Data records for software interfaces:
----------

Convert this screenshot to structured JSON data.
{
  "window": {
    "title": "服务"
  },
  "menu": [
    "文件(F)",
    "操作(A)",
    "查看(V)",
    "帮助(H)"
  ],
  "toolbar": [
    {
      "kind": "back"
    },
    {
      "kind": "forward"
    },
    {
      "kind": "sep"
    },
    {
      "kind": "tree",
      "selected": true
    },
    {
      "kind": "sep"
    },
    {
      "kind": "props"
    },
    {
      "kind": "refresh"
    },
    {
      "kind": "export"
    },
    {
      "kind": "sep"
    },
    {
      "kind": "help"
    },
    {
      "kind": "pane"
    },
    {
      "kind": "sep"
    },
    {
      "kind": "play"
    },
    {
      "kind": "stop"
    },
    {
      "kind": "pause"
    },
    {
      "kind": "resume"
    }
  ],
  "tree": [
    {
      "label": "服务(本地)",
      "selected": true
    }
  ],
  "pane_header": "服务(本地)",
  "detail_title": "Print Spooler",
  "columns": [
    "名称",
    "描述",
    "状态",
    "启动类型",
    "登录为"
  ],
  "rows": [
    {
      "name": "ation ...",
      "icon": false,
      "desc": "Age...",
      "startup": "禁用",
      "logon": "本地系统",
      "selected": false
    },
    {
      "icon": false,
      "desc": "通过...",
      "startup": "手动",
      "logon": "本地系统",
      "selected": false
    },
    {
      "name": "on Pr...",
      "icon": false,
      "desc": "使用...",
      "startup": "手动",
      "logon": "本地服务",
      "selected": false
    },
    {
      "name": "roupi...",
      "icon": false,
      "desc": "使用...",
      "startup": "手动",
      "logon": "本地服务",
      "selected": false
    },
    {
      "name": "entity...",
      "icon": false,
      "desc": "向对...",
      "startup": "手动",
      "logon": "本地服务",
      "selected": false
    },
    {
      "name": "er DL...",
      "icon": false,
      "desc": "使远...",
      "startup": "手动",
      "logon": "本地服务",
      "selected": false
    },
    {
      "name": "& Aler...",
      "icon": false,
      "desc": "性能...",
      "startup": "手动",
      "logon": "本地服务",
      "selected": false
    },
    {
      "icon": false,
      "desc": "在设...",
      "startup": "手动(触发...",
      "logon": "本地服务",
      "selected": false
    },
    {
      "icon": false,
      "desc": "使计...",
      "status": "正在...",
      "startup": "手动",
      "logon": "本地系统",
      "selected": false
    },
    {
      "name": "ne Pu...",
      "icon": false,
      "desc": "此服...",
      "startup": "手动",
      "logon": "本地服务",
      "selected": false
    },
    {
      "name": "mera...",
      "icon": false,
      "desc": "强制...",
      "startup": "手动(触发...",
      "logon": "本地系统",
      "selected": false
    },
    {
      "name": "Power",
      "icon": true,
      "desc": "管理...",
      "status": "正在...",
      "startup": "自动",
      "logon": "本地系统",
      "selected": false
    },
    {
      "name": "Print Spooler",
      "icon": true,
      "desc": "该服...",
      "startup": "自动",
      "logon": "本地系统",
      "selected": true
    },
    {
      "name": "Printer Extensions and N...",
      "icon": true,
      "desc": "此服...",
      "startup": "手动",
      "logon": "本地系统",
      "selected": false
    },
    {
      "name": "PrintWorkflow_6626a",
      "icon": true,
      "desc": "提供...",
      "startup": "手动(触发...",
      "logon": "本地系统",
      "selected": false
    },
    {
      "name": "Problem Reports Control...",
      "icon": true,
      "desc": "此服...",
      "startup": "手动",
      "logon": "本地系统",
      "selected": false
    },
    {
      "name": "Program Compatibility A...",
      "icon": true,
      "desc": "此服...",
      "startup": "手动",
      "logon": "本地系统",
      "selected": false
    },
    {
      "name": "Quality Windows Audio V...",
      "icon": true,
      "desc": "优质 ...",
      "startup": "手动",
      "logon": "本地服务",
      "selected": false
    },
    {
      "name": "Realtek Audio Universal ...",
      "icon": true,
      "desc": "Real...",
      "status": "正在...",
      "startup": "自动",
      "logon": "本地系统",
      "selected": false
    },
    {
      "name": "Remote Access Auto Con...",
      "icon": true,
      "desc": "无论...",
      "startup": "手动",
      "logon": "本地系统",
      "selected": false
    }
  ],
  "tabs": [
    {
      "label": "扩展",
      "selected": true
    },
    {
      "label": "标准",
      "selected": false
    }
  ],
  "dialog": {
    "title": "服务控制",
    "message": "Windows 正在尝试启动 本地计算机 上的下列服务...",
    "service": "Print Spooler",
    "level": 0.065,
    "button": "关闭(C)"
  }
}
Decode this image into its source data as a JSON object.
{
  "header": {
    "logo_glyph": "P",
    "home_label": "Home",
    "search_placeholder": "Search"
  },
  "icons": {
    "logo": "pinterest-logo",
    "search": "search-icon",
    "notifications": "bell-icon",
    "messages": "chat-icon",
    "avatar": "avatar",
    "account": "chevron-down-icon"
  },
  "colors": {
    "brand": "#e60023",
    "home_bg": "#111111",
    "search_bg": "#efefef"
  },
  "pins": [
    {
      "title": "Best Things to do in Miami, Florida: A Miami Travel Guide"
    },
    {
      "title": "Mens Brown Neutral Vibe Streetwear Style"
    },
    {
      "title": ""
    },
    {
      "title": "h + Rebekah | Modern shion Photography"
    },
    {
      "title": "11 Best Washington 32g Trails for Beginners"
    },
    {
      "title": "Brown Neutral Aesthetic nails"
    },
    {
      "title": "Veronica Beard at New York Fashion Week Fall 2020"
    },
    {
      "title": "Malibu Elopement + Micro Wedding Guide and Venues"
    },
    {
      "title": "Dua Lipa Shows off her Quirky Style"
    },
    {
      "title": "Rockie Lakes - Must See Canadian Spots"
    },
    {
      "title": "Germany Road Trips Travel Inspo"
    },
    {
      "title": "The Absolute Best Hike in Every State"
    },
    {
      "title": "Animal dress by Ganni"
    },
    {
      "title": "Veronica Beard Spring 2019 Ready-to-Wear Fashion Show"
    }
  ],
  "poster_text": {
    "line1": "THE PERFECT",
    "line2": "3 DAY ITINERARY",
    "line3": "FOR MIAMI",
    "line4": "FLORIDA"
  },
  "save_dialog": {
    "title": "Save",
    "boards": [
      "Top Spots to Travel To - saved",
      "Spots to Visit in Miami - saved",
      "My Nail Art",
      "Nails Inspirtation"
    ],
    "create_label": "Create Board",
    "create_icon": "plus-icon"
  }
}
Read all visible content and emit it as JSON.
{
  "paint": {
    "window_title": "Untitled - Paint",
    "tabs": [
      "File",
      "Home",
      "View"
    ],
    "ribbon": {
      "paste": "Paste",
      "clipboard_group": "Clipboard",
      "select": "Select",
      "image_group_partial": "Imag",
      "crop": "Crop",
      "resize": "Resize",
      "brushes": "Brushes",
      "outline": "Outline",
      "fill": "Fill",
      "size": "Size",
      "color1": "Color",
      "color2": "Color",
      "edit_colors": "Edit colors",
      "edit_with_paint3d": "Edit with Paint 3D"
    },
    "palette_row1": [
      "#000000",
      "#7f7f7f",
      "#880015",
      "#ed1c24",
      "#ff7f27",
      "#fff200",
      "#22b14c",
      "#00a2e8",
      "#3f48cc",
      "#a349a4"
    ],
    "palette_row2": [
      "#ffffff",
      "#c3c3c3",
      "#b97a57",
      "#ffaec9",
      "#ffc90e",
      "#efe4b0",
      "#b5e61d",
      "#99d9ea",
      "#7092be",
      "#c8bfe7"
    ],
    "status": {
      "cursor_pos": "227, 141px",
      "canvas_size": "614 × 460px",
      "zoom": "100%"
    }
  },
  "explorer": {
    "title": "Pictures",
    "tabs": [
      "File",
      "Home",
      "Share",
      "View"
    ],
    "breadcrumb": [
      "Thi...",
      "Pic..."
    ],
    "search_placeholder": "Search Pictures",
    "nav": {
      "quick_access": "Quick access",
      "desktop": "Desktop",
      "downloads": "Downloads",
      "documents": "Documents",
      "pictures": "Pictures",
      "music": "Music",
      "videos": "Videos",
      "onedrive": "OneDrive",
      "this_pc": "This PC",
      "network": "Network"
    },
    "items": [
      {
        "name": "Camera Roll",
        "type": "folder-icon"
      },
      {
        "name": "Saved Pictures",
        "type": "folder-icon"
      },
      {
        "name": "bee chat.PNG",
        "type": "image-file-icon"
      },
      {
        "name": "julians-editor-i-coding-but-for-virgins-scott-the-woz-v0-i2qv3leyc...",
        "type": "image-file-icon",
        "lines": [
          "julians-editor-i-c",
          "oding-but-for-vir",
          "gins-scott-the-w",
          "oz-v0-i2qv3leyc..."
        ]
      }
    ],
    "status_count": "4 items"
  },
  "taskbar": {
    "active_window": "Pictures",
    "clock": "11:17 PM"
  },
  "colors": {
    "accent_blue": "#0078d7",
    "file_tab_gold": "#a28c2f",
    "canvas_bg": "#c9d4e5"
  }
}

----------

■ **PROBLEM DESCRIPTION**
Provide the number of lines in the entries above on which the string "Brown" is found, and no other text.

■ **RESULT OF THE EXERCISE**
2